Locate each line in the records containing "equipment". Copy it.

Recorded data:

>>

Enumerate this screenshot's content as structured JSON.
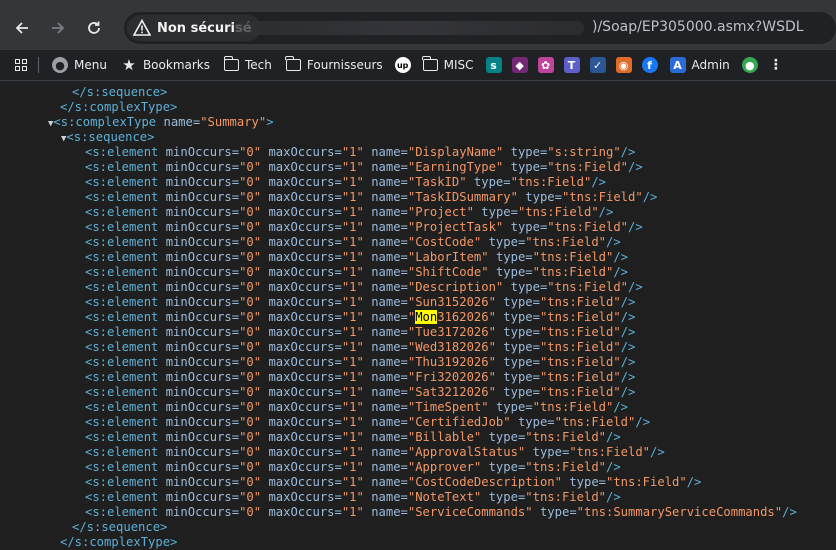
{
  "browser": {
    "security_label": "Non sécurisé",
    "url_visible": ")/Soap/EP305000.asmx?WSDL",
    "bookmarks": [
      {
        "label": "",
        "icon": "apps-grid-icon"
      },
      {
        "label": "Menu",
        "icon": "globe-icon"
      },
      {
        "label": "Bookmarks",
        "icon": "star-icon"
      },
      {
        "label": "Tech",
        "icon": "folder-icon"
      },
      {
        "label": "Fournisseurs",
        "icon": "folder-icon"
      },
      {
        "label": "",
        "icon": "up-logo-icon"
      },
      {
        "label": "MISC",
        "icon": "folder-icon"
      },
      {
        "label": "",
        "icon": "sharepoint-icon"
      },
      {
        "label": "",
        "icon": "power-apps-icon"
      },
      {
        "label": "",
        "icon": "copilot-icon"
      },
      {
        "label": "",
        "icon": "teams-icon"
      },
      {
        "label": "",
        "icon": "checkmark-app-icon"
      },
      {
        "label": "",
        "icon": "photos-icon"
      },
      {
        "label": "",
        "icon": "facebook-icon"
      },
      {
        "label": "Admin",
        "icon": "admin-app-icon"
      },
      {
        "label": "",
        "icon": "maps-pin-icon"
      },
      {
        "label": "",
        "icon": "more-icon"
      }
    ]
  },
  "xml": {
    "seq_close": "</s:sequence>",
    "ct_close": "</s:complexType>",
    "ct_open": "<s:complexType",
    "ct_name_attr": "name=",
    "ct_name_value": "\"Summary\"",
    "ct_gt": ">",
    "seq_open": "<s:sequence>",
    "el_open": "<s:element",
    "min_attr": "minOccurs=",
    "min_val": "\"0\"",
    "max_attr": "maxOccurs=",
    "max_val": "\"1\"",
    "name_attr": "name=",
    "type_attr": "type=",
    "self_close": "/>",
    "highlight": "Mon",
    "elements": [
      {
        "name": "DisplayName",
        "type": "s:string"
      },
      {
        "name": "EarningType",
        "type": "tns:Field"
      },
      {
        "name": "TaskID",
        "type": "tns:Field"
      },
      {
        "name": "TaskIDSummary",
        "type": "tns:Field"
      },
      {
        "name": "Project",
        "type": "tns:Field"
      },
      {
        "name": "ProjectTask",
        "type": "tns:Field"
      },
      {
        "name": "CostCode",
        "type": "tns:Field"
      },
      {
        "name": "LaborItem",
        "type": "tns:Field"
      },
      {
        "name": "ShiftCode",
        "type": "tns:Field"
      },
      {
        "name": "Description",
        "type": "tns:Field"
      },
      {
        "name": "Sun3152026",
        "type": "tns:Field"
      },
      {
        "name": "Mon3162026",
        "type": "tns:Field"
      },
      {
        "name": "Tue3172026",
        "type": "tns:Field"
      },
      {
        "name": "Wed3182026",
        "type": "tns:Field"
      },
      {
        "name": "Thu3192026",
        "type": "tns:Field"
      },
      {
        "name": "Fri3202026",
        "type": "tns:Field"
      },
      {
        "name": "Sat3212026",
        "type": "tns:Field"
      },
      {
        "name": "TimeSpent",
        "type": "tns:Field"
      },
      {
        "name": "CertifiedJob",
        "type": "tns:Field"
      },
      {
        "name": "Billable",
        "type": "tns:Field"
      },
      {
        "name": "ApprovalStatus",
        "type": "tns:Field"
      },
      {
        "name": "Approver",
        "type": "tns:Field"
      },
      {
        "name": "CostCodeDescription",
        "type": "tns:Field"
      },
      {
        "name": "NoteText",
        "type": "tns:Field"
      },
      {
        "name": "ServiceCommands",
        "type": "tns:SummaryServiceCommands"
      }
    ]
  }
}
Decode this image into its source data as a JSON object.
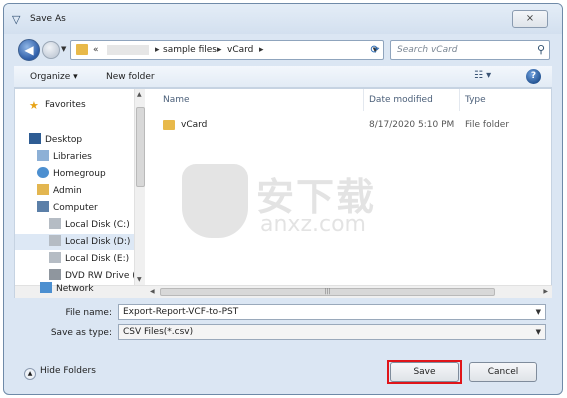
{
  "window": {
    "title": "Save As",
    "close_label": "⨯"
  },
  "address": {
    "chevron_back": "«",
    "crumbs": [
      "sample files",
      "vCard"
    ],
    "separator": "▸"
  },
  "search": {
    "placeholder": "Search vCard"
  },
  "toolbar": {
    "organize_label": "Organize ▾",
    "new_folder_label": "New folder",
    "views_label": "☷ ▾",
    "help_label": "?"
  },
  "nav": {
    "items": [
      {
        "label": "Favorites",
        "icon": "star-icon"
      },
      {
        "label": "Desktop",
        "icon": "desktop-icon"
      },
      {
        "label": "Libraries",
        "icon": "libraries-icon"
      },
      {
        "label": "Homegroup",
        "icon": "homegroup-icon"
      },
      {
        "label": "Admin",
        "icon": "user-folder-icon"
      },
      {
        "label": "Computer",
        "icon": "computer-icon"
      },
      {
        "label": "Local Disk (C:)",
        "icon": "drive-icon"
      },
      {
        "label": "Local Disk (D:)",
        "icon": "drive-icon",
        "selected": true
      },
      {
        "label": "Local Disk (E:)",
        "icon": "drive-icon"
      },
      {
        "label": "DVD RW Drive (",
        "icon": "dvd-icon"
      },
      {
        "label": "Network",
        "icon": "network-icon"
      }
    ]
  },
  "columns": {
    "name": "Name",
    "date": "Date modified",
    "type": "Type"
  },
  "files": [
    {
      "name": "vCard",
      "date": "8/17/2020 5:10 PM",
      "type": "File folder"
    }
  ],
  "watermark": {
    "cn": "安下载",
    "en": "anxz.com"
  },
  "form": {
    "filename_label": "File name:",
    "filename_value": "Export-Report-VCF-to-PST",
    "savetype_label": "Save as type:",
    "savetype_value": "CSV Files(*.csv)"
  },
  "footer": {
    "hide_folders_label": "Hide Folders",
    "save_label": "Save",
    "cancel_label": "Cancel"
  },
  "colors": {
    "highlight": "#e0151a",
    "accent": "#2f5ea8"
  }
}
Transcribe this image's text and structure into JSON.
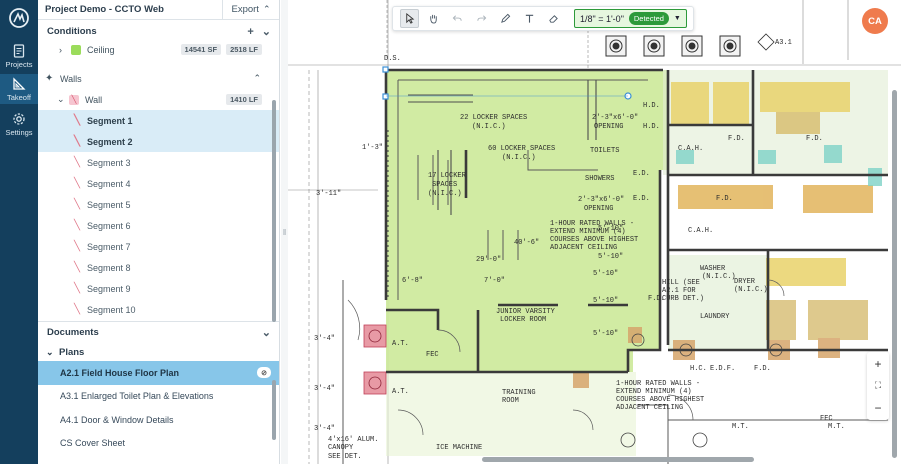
{
  "rail": {
    "items": [
      {
        "label": "Projects"
      },
      {
        "label": "Takeoff"
      },
      {
        "label": "Settings"
      }
    ]
  },
  "panel": {
    "title": "Project Demo - CCTO Web",
    "export_label": "Export",
    "conditions_title": "Conditions",
    "ceiling_label": "Ceiling",
    "ceiling_area": "14541 SF",
    "ceiling_length": "2518 LF",
    "walls_label": "Walls",
    "wall_label": "Wall",
    "wall_length": "1410 LF",
    "segments": [
      "Segment 1",
      "Segment 2",
      "Segment 3",
      "Segment 4",
      "Segment 5",
      "Segment 6",
      "Segment 7",
      "Segment 8",
      "Segment 9",
      "Segment 10"
    ],
    "documents_title": "Documents",
    "plans_title": "Plans",
    "plans": [
      "A2.1 Field House Floor Plan",
      "A3.1 Enlarged Toilet Plan & Elevations",
      "A4.1 Door & Window Details",
      "CS Cover Sheet"
    ]
  },
  "toolbar": {
    "scale_value": "1/8\" = 1'-0\"",
    "scale_status": "Detected"
  },
  "user": {
    "initials": "CA"
  },
  "zoom": {
    "in": "+",
    "fit": "⛶",
    "out": "−"
  },
  "plan": {
    "labels": [
      "22 LOCKER SPACES",
      "(N.I.C.)",
      "2'-3\"x6'-0\"",
      "OPENING",
      "60 LOCKER SPACES",
      "(N.I.C.)",
      "TOILETS",
      "SHOWERS",
      "17 LOCKER",
      "SPACES",
      "(N.I.C.)",
      "2'-3\"x6'-0\"",
      "OPENING",
      "1-HOUR RATED WALLS -",
      "EXTEND MINIMUM (4)",
      "COURSES ABOVE HIGHEST",
      "ADJACENT CEILING",
      "40'-6\"",
      "29'-0\"",
      "6'-8\"",
      "7'-0\"",
      "5'-10\"",
      "5'-10\"",
      "5'-10\"",
      "JUNIOR VARSITY",
      "LOCKER ROOM",
      "F.D.",
      "WASHER",
      "(N.I.C.)",
      "DRYER",
      "(N.I.C.)",
      "LAUNDRY",
      "1-HOUR RATED WALLS -",
      "EXTEND MINIMUM (4)",
      "COURSES ABOVE HIGHEST",
      "ADJACENT CEILING",
      "FEC",
      "TRAINING",
      "ROOM",
      "ICE MACHINE",
      "4'x16' ALUM.",
      "CANOPY",
      "SEE DET.",
      "1'-3\"",
      "3'-11\"",
      "A.T.",
      "A.T.",
      "5'-10\"",
      "5'-10\"",
      "C.A.H.",
      "F.D.",
      "F.D.",
      "C.A.H.",
      "F.D.",
      "E.D.",
      "E.D.",
      "H.D.",
      "H.D.",
      "FEC",
      "M.T.",
      "M.T.",
      "E.D.F.",
      "H.C.",
      "F.D.",
      "HILL (SEE",
      "A2.1 FOR",
      "CURB DET.)",
      "D.S.",
      "A3.1",
      "3'-4\"",
      "3'-4\"",
      "3'-4\""
    ]
  }
}
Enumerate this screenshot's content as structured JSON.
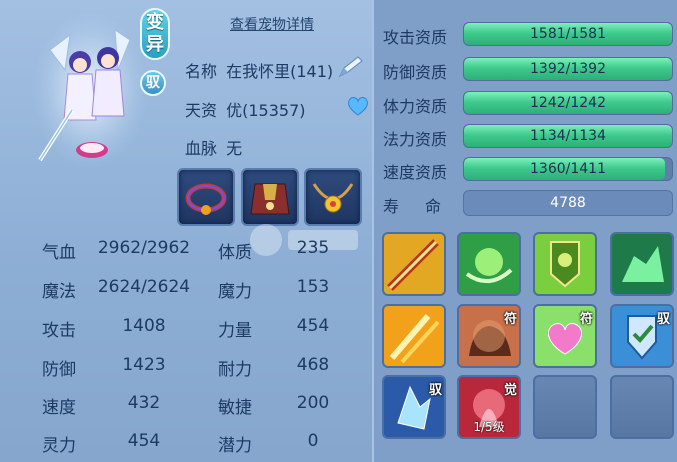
{
  "header": {
    "variant_badge": "变异",
    "yu_badge": "驭",
    "detail_link": "查看宠物详情"
  },
  "info": {
    "name_label": "名称",
    "name_value": "在我怀里(141)",
    "talent_label": "天资",
    "talent_value": "优(15357)",
    "blood_label": "血脉",
    "blood_value": "无"
  },
  "icons": {
    "edit": "pencil-icon",
    "heart": "heart-icon"
  },
  "equipment": [
    {
      "name": "collar-equipment"
    },
    {
      "name": "armor-equipment"
    },
    {
      "name": "necklace-equipment"
    }
  ],
  "stats": [
    {
      "label": "气血",
      "value": "2962/2962"
    },
    {
      "label": "魔法",
      "value": "2624/2624"
    },
    {
      "label": "攻击",
      "value": "1408"
    },
    {
      "label": "防御",
      "value": "1423"
    },
    {
      "label": "速度",
      "value": "432"
    },
    {
      "label": "灵力",
      "value": "454"
    }
  ],
  "attrs": [
    {
      "label": "体质",
      "value": "235"
    },
    {
      "label": "魔力",
      "value": "153"
    },
    {
      "label": "力量",
      "value": "454"
    },
    {
      "label": "耐力",
      "value": "468"
    },
    {
      "label": "敏捷",
      "value": "200"
    },
    {
      "label": "潜力",
      "value": "0"
    }
  ],
  "qualities": [
    {
      "label": "攻击资质",
      "value": "1581/1581",
      "fill": 1.0
    },
    {
      "label": "防御资质",
      "value": "1392/1392",
      "fill": 1.0
    },
    {
      "label": "体力资质",
      "value": "1242/1242",
      "fill": 1.0
    },
    {
      "label": "法力资质",
      "value": "1134/1134",
      "fill": 1.0
    },
    {
      "label": "速度资质",
      "value": "1360/1411",
      "fill": 0.964
    }
  ],
  "life": {
    "label": "寿命",
    "value": "4788"
  },
  "skills": [
    {
      "name": "skill-sword-strike",
      "tag": "",
      "level": ""
    },
    {
      "name": "skill-green-wind",
      "tag": "",
      "level": ""
    },
    {
      "name": "skill-green-shield-banner",
      "tag": "",
      "level": ""
    },
    {
      "name": "skill-green-beast",
      "tag": "",
      "level": ""
    },
    {
      "name": "skill-golden-blades",
      "tag": "",
      "level": ""
    },
    {
      "name": "skill-shadow-beast",
      "tag": "符",
      "level": ""
    },
    {
      "name": "skill-heart",
      "tag": "符",
      "level": ""
    },
    {
      "name": "skill-blue-shield",
      "tag": "驭",
      "level": ""
    },
    {
      "name": "skill-ice-crystal",
      "tag": "驭",
      "level": ""
    },
    {
      "name": "skill-red-spirit",
      "tag": "觉",
      "level": "1/5级"
    },
    {
      "name": "skill-empty-1",
      "tag": "",
      "level": ""
    },
    {
      "name": "skill-empty-2",
      "tag": "",
      "level": ""
    }
  ],
  "colors": {
    "bar_fill": "#3fca8e",
    "panel": "#9ab8dc",
    "text": "#1d3a63"
  }
}
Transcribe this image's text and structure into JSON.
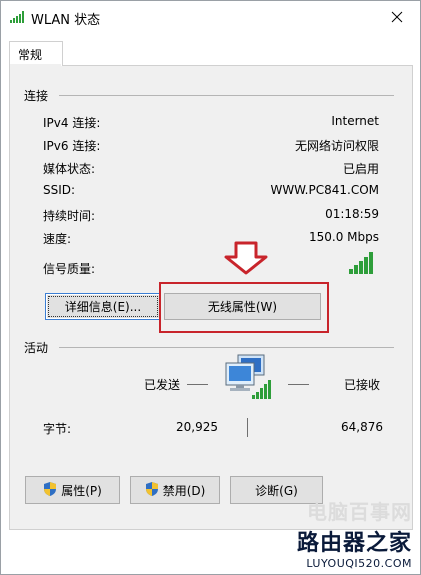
{
  "window": {
    "title": "WLAN 状态",
    "close_label": "✕"
  },
  "tabs": [
    {
      "label": "常规"
    }
  ],
  "connection": {
    "heading": "连接",
    "rows": [
      {
        "label": "IPv4 连接:",
        "value": "Internet"
      },
      {
        "label": "IPv6 连接:",
        "value": "无网络访问权限"
      },
      {
        "label": "媒体状态:",
        "value": "已启用"
      },
      {
        "label": "SSID:",
        "value": "WWW.PC841.COM"
      },
      {
        "label": "持续时间:",
        "value": "01:18:59"
      },
      {
        "label": "速度:",
        "value": "150.0 Mbps"
      }
    ],
    "signal_label": "信号质量:",
    "signal_bars": 5,
    "details_button": "详细信息(E)...",
    "wireless_props_button": "无线属性(W)"
  },
  "activity": {
    "heading": "活动",
    "sent_label": "已发送",
    "received_label": "已接收",
    "bytes_label": "字节:",
    "bytes_sent": "20,925",
    "bytes_received": "64,876"
  },
  "buttons": {
    "properties": "属性(P)",
    "disable": "禁用(D)",
    "diagnose": "诊断(G)"
  },
  "watermark": {
    "top": "电脑百事网",
    "brand": "路由器之家",
    "url": "LUYOUQI520.COM"
  },
  "colors": {
    "highlight": "#c8242b",
    "signal": "#2e9e3a",
    "accent": "#3c7fd4"
  }
}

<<

Result for this task:
  "equipment": [
      "name": "collar-equipment"
      "name": "armor-equipment"
      "name": "necklace-equipment"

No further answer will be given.